I have tried a few video splitters last night, but they all seem to have *some* problems associated with them. 

Soooo... can anyone recommend a decent video file splitter which:
(a) has a preview window so I can find the split location(s) easily; and
(b) also includes the subtitle stream in the splitting.

G'day neoculture,

Use VLC (as your preview window) to confirm chapter and episode details .

I recommend ripping dvd to hdd then converting. Although it adds another step in the process you can better manipulate and test encoders and output files.  I don't use anything but Handbrake now so ripping to hdd is essential 4 me.  Handbrake will seperate episodes and chapters as well as include subtitles as required.

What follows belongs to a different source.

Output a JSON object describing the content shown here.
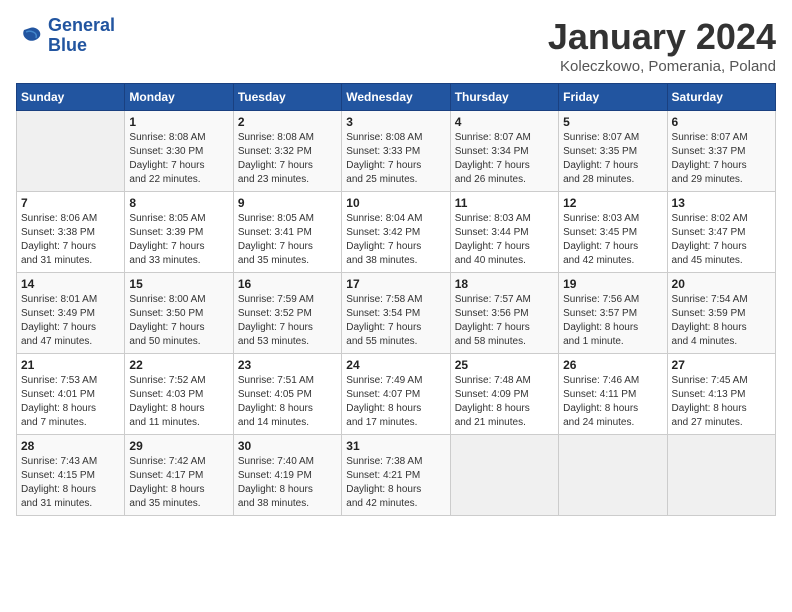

Hope this helps.
42" Sony & 32" Teac. Gigabit Network + NetComm NP210 Ethernet over power.  4TB WD ShareSpace NAS.  WDLXTV 0.5.8.1.  MSheet 2.1.1.
Noob WDTV Video Conversion Basics Tutorial http://wdtvforum.com/main/index.php?topic=3314.0